On both the U.S. and UN lists of terrorist persons or entities. Darkazanli is a known acquaintance of Hamburg cell members who was suspected of being involved in terrorist financing already before the 9/11 attacks. The 2003 Spanish al-Qaeda indictment identifies him as “the permanent interlocutor and assistant of Osama bin Laden in Germany.” Germany has refused to extradite him and no charges have been brought against him by German prosecutors. He lives in Hamburg.
An open proponent of jihad who is suspected by American and Indonesian intelligence of being the al-Qaeda financier of the 2002 Bali bombings. The bombings killed 202 people. In his 2008 memoir Die Abrechnung [“Settling Accounts”], Michael von Wedel, a former agent of Germany’s Federal Office of Criminal Investigations (BKA), writes that his own investigations confirmed these suspicions. Nonetheless, von Wedel was required by his BKA superiors to arrange for the safe passage of Seyam from Jakarta to Frankfurt in 2003. In Germany, Seyam was released. No charges have been brought against him by German prosecutors. He presently lives with his family in Berlin and receives a reported €2300 per month in social benefits. (For more on Seyam, see my forthcoming review of Michael von Wedel’s Die Abrechnung in Policy Review magazine.)
A known confidante of Osama bin Laden who was convicted by a French court in February of complicity in the April 2002 Djerba synagogue bombing. Some 21 people were killed in the suicide attack. The German convert to Islam was under surveillance by German authorities at the time of bombing. Shortly before the attack, Ganczarski received a telephone call from the bomber asking for his “blessing.” Despite the police surveillance, German authorities brought no charges against Ganczarski and he was allowed to leave the country.
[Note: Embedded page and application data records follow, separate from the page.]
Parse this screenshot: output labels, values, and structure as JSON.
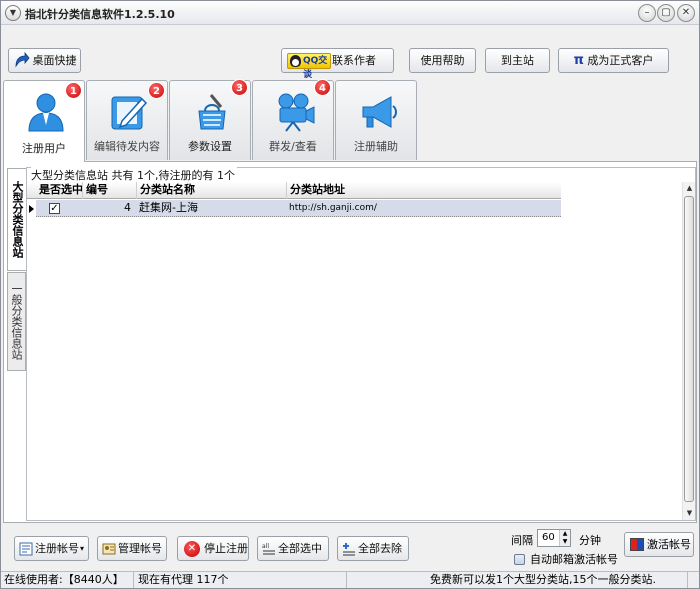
{
  "window": {
    "title": "指北针分类信息软件1.2.5.10",
    "sysmenu_glyph": "▼",
    "min": "–",
    "max": "▢",
    "close": "✕"
  },
  "toolbar": {
    "desktop_shortcut": "桌面快捷",
    "qq_badge": "QQ交谈",
    "contact_author": "联系作者",
    "help": "使用帮助",
    "home": "到主站",
    "vip_symbol": "π",
    "become_customer": "成为正式客户"
  },
  "tabs": [
    {
      "label": "注册用户",
      "badge": "1"
    },
    {
      "label": "编辑待发内容",
      "badge": "2"
    },
    {
      "label": "参数设置",
      "badge": "3"
    },
    {
      "label": "群发/查看",
      "badge": "4"
    },
    {
      "label": "注册辅助",
      "badge": ""
    }
  ],
  "side_tabs": {
    "large": "大型分类信息站",
    "general": "一般分类信息站"
  },
  "group_caption": "大型分类信息站 共有 1个,待注册的有 1个",
  "grid": {
    "columns": [
      "是否选中",
      "编号",
      "分类站名称",
      "分类站地址"
    ],
    "rows": [
      {
        "checked": "✓",
        "id": "4",
        "name": "赶集网-上海",
        "url": "http://sh.ganji.com/"
      }
    ]
  },
  "bottom": {
    "register_account": "注册帐号",
    "dropdown": "▾",
    "manage_account": "管理帐号",
    "stop_register": "停止注册",
    "stop_glyph": "✕",
    "select_all": "全部选中",
    "deselect_all": "全部去除",
    "interval_label": "间隔",
    "interval_value": "60",
    "minutes": "分钟",
    "auto_activate": "自动邮箱激活帐号",
    "activate_account": "激活帐号"
  },
  "status": {
    "online_users": "在线使用者:【8440人】",
    "agents": "现在有代理 117个",
    "notice": "免费新可以发1个大型分类站,15个一般分类站."
  }
}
He was arrested in 2003 at Paris’s Charles de Gaulle airport.
Suicide bomber who drove a pick-up truck packed with explosives into an American guard post in Khost province in southeastern Afghanistan in March 2008. Two American soldiers and two Afghans were reported killed in the attack. Ciftci left his native Bavaria for the tribal regions of Pakistan in April 2007. He was recruited by the Taliban-affiliated Islamic Jihad Union (IJU). The IJU is known to have sent numerous other recruits from Germany to Afghanistan. (For more, see my “Germany’s Taliban Trail: From Murat Kurnaz to Cüneyt Ciftci.”)
The above list is only a partial one. Numerous other names could be added to it — names like Said Bahaji, Yehia Yousif, Thomas Fischer, and Selcuk Bilgin. Two other better known names could also be added to it: Murat Kurnaz and Khaled Al-Masri (aka Khaled El-Masri). The two German residents have served as “poster children” for the campaign against America’s erstwhile war on Islamic terror. In fact, however, both men have numerous links to Germany’s Islamic extremist scene, and both have in the past been identified as security risks by German authorities themselves. (On Kurnaz, see here and here; and on Masri, see here.)
What the list shows is that Germany’s role as base for the 9/11 co-conspirators was no accident. Germany has been and indeed remains a thriving center of jihadist activism and recruitment. What the list also shows is that German authorities have displayed remarkable indulgence toward the jihadists in their midst — at least as long as these jihadists were planning or implicated in attacks “merely” on foreign soil and not in Germany itself.
For the Obama administration to be asking Germany of all places to take Guantánamo detainees reveals either disdain for American security interests or a strange obliviousness to the threat that German jihadist networks have abundantly demonstrated that they represent.
It is truly as if 9/11 never occurred.